Tuesday, March 25, 2014

Translation: AKA a Typical Warm-up

Things are often not as they seem.
In this typical warm-up (typical in that language lies at its heart), students sought to unravel the mystery of this artwork by Xu Bing. What at first seems like calligraphy is in fact the entirety of the poem, The Song of Wandering Aengus by W.B. Yeats....

Students tried their hand at translating this, with much success!
Then we wrote our own work in the same vein....

And then we endeavored to make it more calligraphic:

We had fun thinking about translation. 

As a corollary, and a way to talk about the implications translations with your child, why not listen to the theme song from Disney's Frozen, as ably sung by Malinda Kathleen Reese... and not so ably translated by google.translator.
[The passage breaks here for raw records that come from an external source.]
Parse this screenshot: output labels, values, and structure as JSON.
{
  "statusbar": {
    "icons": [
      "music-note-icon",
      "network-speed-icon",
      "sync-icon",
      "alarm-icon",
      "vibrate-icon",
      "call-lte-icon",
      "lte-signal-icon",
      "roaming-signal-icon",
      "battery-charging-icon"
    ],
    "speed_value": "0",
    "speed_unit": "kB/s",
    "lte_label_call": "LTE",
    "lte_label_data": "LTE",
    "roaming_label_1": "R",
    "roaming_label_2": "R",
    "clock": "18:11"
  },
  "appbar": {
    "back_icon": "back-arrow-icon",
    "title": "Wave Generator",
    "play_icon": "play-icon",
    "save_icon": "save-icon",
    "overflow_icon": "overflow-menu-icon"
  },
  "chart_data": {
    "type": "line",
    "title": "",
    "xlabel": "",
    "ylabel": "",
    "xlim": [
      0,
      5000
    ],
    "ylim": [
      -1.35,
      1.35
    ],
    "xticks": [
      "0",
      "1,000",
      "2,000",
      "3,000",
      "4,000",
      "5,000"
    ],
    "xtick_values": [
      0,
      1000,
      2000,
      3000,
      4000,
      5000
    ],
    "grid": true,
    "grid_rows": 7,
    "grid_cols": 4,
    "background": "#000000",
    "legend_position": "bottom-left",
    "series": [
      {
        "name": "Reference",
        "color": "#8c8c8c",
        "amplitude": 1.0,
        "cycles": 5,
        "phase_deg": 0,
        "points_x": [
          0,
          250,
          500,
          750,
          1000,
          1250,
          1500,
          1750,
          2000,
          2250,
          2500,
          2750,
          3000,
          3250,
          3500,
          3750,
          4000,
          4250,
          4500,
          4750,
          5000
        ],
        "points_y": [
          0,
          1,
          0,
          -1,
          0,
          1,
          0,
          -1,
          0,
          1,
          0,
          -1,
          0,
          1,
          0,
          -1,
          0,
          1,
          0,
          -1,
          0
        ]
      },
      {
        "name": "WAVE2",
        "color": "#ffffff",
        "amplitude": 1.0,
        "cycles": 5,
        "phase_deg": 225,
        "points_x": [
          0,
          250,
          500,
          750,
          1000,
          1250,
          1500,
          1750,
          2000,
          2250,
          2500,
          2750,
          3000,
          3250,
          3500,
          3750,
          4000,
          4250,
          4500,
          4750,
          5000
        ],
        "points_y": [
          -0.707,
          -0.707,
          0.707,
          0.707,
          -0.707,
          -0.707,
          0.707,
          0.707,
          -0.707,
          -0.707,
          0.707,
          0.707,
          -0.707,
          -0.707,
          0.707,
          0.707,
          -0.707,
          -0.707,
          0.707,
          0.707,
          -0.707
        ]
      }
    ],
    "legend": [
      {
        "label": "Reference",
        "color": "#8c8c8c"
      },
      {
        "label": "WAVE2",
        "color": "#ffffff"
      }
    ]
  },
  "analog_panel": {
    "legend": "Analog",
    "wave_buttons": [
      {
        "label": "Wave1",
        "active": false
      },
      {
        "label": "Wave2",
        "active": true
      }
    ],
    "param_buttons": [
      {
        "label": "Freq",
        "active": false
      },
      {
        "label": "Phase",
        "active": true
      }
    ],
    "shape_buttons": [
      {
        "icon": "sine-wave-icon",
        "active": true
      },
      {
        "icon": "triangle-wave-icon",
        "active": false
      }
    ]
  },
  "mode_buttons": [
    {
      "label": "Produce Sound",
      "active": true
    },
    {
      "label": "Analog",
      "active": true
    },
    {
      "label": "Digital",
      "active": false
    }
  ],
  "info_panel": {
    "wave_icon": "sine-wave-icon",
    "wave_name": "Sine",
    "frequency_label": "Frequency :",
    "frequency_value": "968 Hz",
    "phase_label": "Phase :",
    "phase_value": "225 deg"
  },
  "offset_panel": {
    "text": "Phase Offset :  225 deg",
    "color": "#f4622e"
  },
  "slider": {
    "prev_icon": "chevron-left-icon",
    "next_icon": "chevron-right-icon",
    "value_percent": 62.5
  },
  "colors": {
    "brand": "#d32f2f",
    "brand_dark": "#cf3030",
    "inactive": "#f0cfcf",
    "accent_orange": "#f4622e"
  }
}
Here's the first stanza of the poem, above...
I WENT out to the hazel wood,
Because a fire was in my head,
And cut and peeled a hazel wand,
And hooked a berry to a thread;
And when white moths were on the wing,         5
And moth-like stars were flickering out,
I dropped the berry in a stream
And caught a little silver trout.

Monday, March 24, 2014

What Does It Mean to Have a Voice?

The 8th grade group is currently reading Karen Hesse's Witness, a novel-in-verse account of what happens when the Ku Klux Klan comes to Vermont in 1924. It's part of our spring-long investigation: What does it mean to have a voice?
We started our inquiry with a visit to Martin Steingesser's Thinking Heart project. Martin is a Maine poet who visited the 7th grade last year, during their poetry unit. At the center of the Thinking Heart project is the work of Etty Hillesum, a Dutch woman who died at Auschwitz. For a glimpse of the project: click HERE
Is the pen mightier than the sword? This is a long, nuanced conversation.
"I will write these times like faint brush strokes against the great wordlessness of God . . . wield this fountain pen like a hammer, my words so many hammer blows,” Etty Hillesum (from her diary, written in Nazi-occupied Amsterdam)